Preparing for success in recovery begins with the realization that I just described to you. If the person happens to be in deep denial then they will not agree with what I have described above. They will argue that alcohol is still working well for them, that they still enjoy it, that they are miserable only when they are sober. If they are still in denial then they will not be open to the idea that treatment could help them and possibly change their life.

So how do you go from being stuck in denial to being willing to change? How does a person get prepared for success in recovery, rather than just dabbling in rehab before going back to relapse?

The difference has to do with the level of desperation. If the person has hit rock bottom and they are truly desperate then they are much more likely to succeed in recovery. If they are still believing that they could control the situation, that they might still be able to drink successfully, that they might be able to somehow control their using while maintaining control, then that person is still in some level of denial, and their chances for success are not good.

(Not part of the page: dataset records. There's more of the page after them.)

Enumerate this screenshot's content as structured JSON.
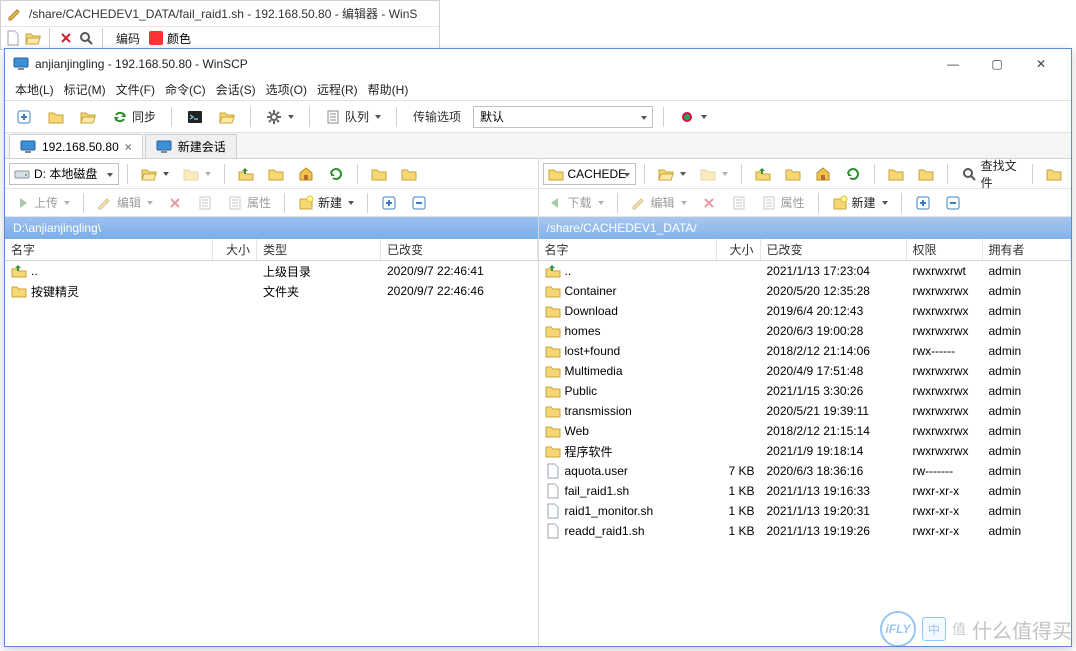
{
  "back_window": {
    "title": "/share/CACHEDEV1_DATA/fail_raid1.sh - 192.168.50.80 - 编辑器 - WinS",
    "encoding": "编码",
    "color": "颜色"
  },
  "main_window": {
    "title": "anjianjingling - 192.168.50.80 - WinSCP"
  },
  "menu": [
    "本地(L)",
    "标记(M)",
    "文件(F)",
    "命令(C)",
    "会话(S)",
    "选项(O)",
    "远程(R)",
    "帮助(H)"
  ],
  "toolbar": {
    "sync": "同步",
    "queue": "队列",
    "transfer_label": "传输选项",
    "transfer_value": "默认"
  },
  "tabs": {
    "session": "192.168.50.80",
    "new": "新建会话"
  },
  "local": {
    "drive": "D: 本地磁盘",
    "actions": {
      "upload": "上传",
      "edit": "编辑",
      "props": "属性",
      "new": "新建"
    },
    "path": "D:\\anjianjingling\\",
    "cols": {
      "name": "名字",
      "size": "大小",
      "type": "类型",
      "changed": "已改变"
    },
    "col_w": {
      "name": 208,
      "size": 44,
      "type": 124,
      "changed": 158
    },
    "rows": [
      {
        "name": "..",
        "icon": "up",
        "type": "上级目录",
        "changed": "2020/9/7  22:46:41"
      },
      {
        "name": "按键精灵",
        "icon": "folder",
        "type": "文件夹",
        "changed": "2020/9/7  22:46:46"
      }
    ]
  },
  "remote": {
    "drive": "CACHEDE",
    "actions": {
      "download": "下载",
      "edit": "编辑",
      "props": "属性",
      "new": "新建",
      "find": "查找文件"
    },
    "path": "/share/CACHEDEV1_DATA/",
    "cols": {
      "name": "名字",
      "size": "大小",
      "changed": "已改变",
      "rights": "权限",
      "owner": "拥有者"
    },
    "col_w": {
      "name": 178,
      "size": 44,
      "changed": 146,
      "rights": 76,
      "owner": 72
    },
    "rows": [
      {
        "name": "..",
        "icon": "up",
        "size": "",
        "changed": "2021/1/13 17:23:04",
        "rights": "rwxrwxrwt",
        "owner": "admin"
      },
      {
        "name": "Container",
        "icon": "folder",
        "size": "",
        "changed": "2020/5/20 12:35:28",
        "rights": "rwxrwxrwx",
        "owner": "admin"
      },
      {
        "name": "Download",
        "icon": "folder",
        "size": "",
        "changed": "2019/6/4 20:12:43",
        "rights": "rwxrwxrwx",
        "owner": "admin"
      },
      {
        "name": "homes",
        "icon": "folder",
        "size": "",
        "changed": "2020/6/3 19:00:28",
        "rights": "rwxrwxrwx",
        "owner": "admin"
      },
      {
        "name": "lost+found",
        "icon": "folder",
        "size": "",
        "changed": "2018/2/12 21:14:06",
        "rights": "rwx------",
        "owner": "admin"
      },
      {
        "name": "Multimedia",
        "icon": "folder",
        "size": "",
        "changed": "2020/4/9 17:51:48",
        "rights": "rwxrwxrwx",
        "owner": "admin"
      },
      {
        "name": "Public",
        "icon": "folder",
        "size": "",
        "changed": "2021/1/15 3:30:26",
        "rights": "rwxrwxrwx",
        "owner": "admin"
      },
      {
        "name": "transmission",
        "icon": "folder",
        "size": "",
        "changed": "2020/5/21 19:39:11",
        "rights": "rwxrwxrwx",
        "owner": "admin"
      },
      {
        "name": "Web",
        "icon": "folder",
        "size": "",
        "changed": "2018/2/12 21:15:14",
        "rights": "rwxrwxrwx",
        "owner": "admin"
      },
      {
        "name": "程序软件",
        "icon": "folder",
        "size": "",
        "changed": "2021/1/9 19:18:14",
        "rights": "rwxrwxrwx",
        "owner": "admin"
      },
      {
        "name": "aquota.user",
        "icon": "file",
        "size": "7 KB",
        "changed": "2020/6/3 18:36:16",
        "rights": "rw-------",
        "owner": "admin"
      },
      {
        "name": "fail_raid1.sh",
        "icon": "file",
        "size": "1 KB",
        "changed": "2021/1/13 19:16:33",
        "rights": "rwxr-xr-x",
        "owner": "admin"
      },
      {
        "name": "raid1_monitor.sh",
        "icon": "file",
        "size": "1 KB",
        "changed": "2021/1/13 19:20:31",
        "rights": "rwxr-xr-x",
        "owner": "admin"
      },
      {
        "name": "readd_raid1.sh",
        "icon": "file",
        "size": "1 KB",
        "changed": "2021/1/13 19:19:26",
        "rights": "rwxr-xr-x",
        "owner": "admin"
      }
    ]
  },
  "watermark": "什么值得买"
}
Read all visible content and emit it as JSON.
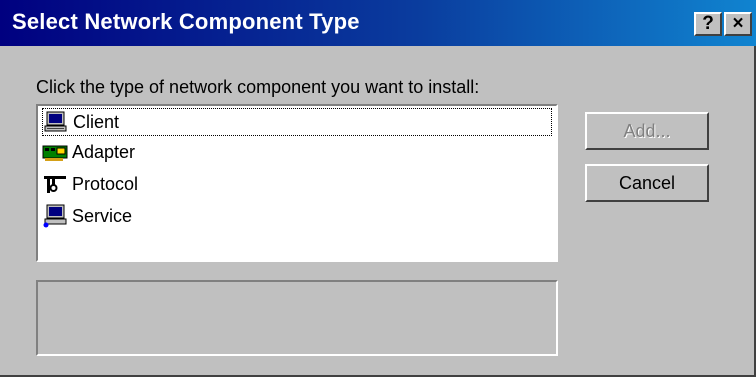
{
  "window": {
    "title": "Select Network Component Type",
    "help_label": "?",
    "close_label": "×"
  },
  "instruction": "Click the type of network component you want to install:",
  "components": [
    {
      "label": "Client",
      "icon": "client-computer-icon",
      "selected": true
    },
    {
      "label": "Adapter",
      "icon": "network-adapter-icon",
      "selected": false
    },
    {
      "label": "Protocol",
      "icon": "protocol-icon",
      "selected": false
    },
    {
      "label": "Service",
      "icon": "service-computer-icon",
      "selected": false
    }
  ],
  "description": "",
  "buttons": {
    "add_label": "Add...",
    "add_enabled": false,
    "cancel_label": "Cancel"
  },
  "colors": {
    "titlebar_start": "#000080",
    "titlebar_end": "#1084d0",
    "face": "#c0c0c0"
  }
}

We should add “at this time” to that previous statement. Anyone in denial does not have good chances of success….yet. If they continue to struggle in addiction, however, then they will edge closer and closer to their true moment of desperation. We don’t really get to decide when it is that we hit rock bottom. We don’t get to decide the exact moment that our brain says “enough is enough, there has to be a better way.” That moment of surrender and the corresponding moment of clarity seems to just happen on its own for people, without rhyme or reason.

My recommendation for anyone who is struggling with denial would be to go to therapy, go see a counselor, and start talking about your problems. If you are willing to go to inpatient treatment then do that as well. If you are willing to go to AA or NA meetings then do that too. Any and all of it is helpful, even if you are technically still stuck in denial then you might hear something that clicks for you, you might hear something that becomes relevant later on, and you might hear just the right thing that wakes you up to the reality you are living in.

They talk about this as the concept of “planting seeds” for later on. I went to treatment 3 times before it finally “took” for me. The first two times I went the therapists and counselors were really just planting seeds for me, giving me a glimpse of the solution, even though I was not ready to accept it yet. I had to go back out and find more misery and more chaos before I would eventually become willing to break through my denial and ask for serious help.

If you or someone that you love is near the point of surrender and breaking through their denial then I would recommend that you urge them to go to rehab. There is no worse case scenario if they willingly go to treatment. Even if they are not 100 percent out of denial then at least they will get the “planting seeds” thing while they absorb as much as they can in rehab. Good luck to anyone who is struggling out there today. Seek help soon!